We have a very limited quantity of special-edition covers available featuring ISO50 on the limited edition (100 copies) cover. Check them out here. We could only get our hands on 40 of the 100 printed with this limited cover.
Modern Hieroglyphics is an exploration into art and design from all over the world. Every edition contains interviews with a diverse range of artists, each with their own unique influences, stories, and backgrounds. The visually-rich biannual publication provides an in-depth look into the life and creative process of each artist.
Really excited to announce our SXSW party along with Unholy Rhythms for Hype Hotel’s Feed The Beat series. 5 days of music curated by music bloggers, celebrating 10 years of Hype Machine. Our day is the 21st from 12pm – 5pm, come say Hi!
The master of tone is back with another album on Kranky. Loscil has been a blog favorite since the beginning, we are proud to be debuting this album stream, as always, ENJOY.
Sea Island is a collection of new material composed and recorded over the past two years. While many of these compositions were performed live extensively prior to recording, others were constructed in the studio and are being heard for the first time here. Musically, the album represents a range of compositional approaches. Murky, densely textured depths of sound are explored with subtle pulses and pings woven within, contrasted with composed or improvised moments of acoustic instrumentation making a move into the foreground. Certain tracks on Sea Island such as album opener Ahull make rhythm their focus by exploring subtle polyrhythms and investigating colliding moments of repetition and variation.
Though staunchly electronic at its core, instruments such as vibraphone and piano make appearances, and layers of live musicality, improvisation and detail appear in the looped and layered beds of manipulated sound recordings.
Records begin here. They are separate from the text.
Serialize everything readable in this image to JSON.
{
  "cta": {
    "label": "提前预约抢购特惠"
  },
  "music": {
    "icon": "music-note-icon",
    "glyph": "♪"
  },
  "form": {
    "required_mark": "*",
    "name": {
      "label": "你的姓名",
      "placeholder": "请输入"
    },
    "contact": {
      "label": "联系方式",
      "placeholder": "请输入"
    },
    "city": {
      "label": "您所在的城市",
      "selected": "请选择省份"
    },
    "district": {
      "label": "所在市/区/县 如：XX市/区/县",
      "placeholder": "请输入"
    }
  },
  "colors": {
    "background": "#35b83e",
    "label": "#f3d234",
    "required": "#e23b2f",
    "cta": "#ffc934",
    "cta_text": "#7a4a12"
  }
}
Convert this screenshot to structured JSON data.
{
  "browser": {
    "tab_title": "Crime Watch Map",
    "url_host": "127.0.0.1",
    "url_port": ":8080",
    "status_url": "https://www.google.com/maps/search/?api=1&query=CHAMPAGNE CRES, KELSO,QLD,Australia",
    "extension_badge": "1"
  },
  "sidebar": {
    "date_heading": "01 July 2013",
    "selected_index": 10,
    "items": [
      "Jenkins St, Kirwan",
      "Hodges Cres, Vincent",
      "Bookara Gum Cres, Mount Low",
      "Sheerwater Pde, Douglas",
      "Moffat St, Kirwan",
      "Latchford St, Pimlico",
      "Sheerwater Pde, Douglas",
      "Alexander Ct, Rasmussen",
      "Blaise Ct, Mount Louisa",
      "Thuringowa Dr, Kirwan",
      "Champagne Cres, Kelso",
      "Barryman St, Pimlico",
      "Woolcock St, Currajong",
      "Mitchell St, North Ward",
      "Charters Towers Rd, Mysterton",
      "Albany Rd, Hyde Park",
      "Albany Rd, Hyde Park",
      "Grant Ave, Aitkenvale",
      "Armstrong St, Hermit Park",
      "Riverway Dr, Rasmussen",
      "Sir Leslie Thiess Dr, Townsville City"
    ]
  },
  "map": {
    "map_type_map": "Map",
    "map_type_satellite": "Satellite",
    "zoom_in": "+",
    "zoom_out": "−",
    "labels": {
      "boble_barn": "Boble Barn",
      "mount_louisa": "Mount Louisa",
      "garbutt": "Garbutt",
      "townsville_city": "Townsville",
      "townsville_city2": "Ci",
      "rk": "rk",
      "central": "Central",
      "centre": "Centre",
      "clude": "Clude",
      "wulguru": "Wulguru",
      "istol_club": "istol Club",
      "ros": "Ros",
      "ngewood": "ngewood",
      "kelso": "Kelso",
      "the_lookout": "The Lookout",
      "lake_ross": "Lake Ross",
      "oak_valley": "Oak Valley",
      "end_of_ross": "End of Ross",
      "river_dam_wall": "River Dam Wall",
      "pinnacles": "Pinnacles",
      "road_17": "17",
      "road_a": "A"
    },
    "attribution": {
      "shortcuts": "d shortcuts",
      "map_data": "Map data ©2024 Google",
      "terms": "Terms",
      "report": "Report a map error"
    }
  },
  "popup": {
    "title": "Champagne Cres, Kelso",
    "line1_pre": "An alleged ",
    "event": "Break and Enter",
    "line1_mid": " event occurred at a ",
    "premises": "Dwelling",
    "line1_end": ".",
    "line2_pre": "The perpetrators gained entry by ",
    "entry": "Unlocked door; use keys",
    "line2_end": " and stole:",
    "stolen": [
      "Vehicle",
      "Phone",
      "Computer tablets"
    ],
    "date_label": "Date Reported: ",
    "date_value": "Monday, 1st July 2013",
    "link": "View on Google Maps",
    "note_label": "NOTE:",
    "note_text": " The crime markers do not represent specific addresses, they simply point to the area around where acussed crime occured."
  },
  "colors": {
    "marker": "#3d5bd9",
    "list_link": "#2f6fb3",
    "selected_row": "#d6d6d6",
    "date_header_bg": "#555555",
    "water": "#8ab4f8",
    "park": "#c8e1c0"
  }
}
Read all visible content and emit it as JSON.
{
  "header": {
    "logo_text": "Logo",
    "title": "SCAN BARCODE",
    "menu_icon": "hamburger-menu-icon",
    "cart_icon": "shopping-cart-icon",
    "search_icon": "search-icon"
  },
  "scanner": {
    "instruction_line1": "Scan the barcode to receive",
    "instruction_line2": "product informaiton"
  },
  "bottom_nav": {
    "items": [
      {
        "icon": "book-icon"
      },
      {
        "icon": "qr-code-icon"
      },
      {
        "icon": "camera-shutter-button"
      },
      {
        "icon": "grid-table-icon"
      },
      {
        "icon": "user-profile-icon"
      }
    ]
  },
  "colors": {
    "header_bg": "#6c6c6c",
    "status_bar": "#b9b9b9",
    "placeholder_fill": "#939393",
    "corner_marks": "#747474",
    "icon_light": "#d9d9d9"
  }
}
A varied cast of players appear in the loscil â€œensembleâ€, some familiar collaborators from the past such as Jason Zumpano on rhodes and Josh Lindstrom on vibraphone, and others new to the mix such as Fieldhead’s Elaine Reynolds who provides layered violin on Catalina 1943, and Ashley Pitre contributing vocals on Bleeding Ink. Seattle pianist Kelly Wyse, who collaborated with loscil on his 2013 edition of piano-centric reworks Intervalo, performs on the tracks Sea Island Murders and En Masse.
In a time where the devaluation of music seems to be at it’s peak, fans and audiences expect every release to be either for free or donation based, which forces musicians to tour extensively or resort to day jobs in order to support themselves. Deru, an electronic artist who questions this establishment, explores an innovative release of his latest album, 1979. His approach influences listeners to place themselves in an appropriate listening environment, delivering an entirely new experience.
To help him with his vision, Deru enlisted a team of people including the visual artist, Effixx, who collaborated previously on the Outliers, Iceland: Vol. 1 project.
I sat with Deru & Effixx to discuss the themes and concept behind 1979: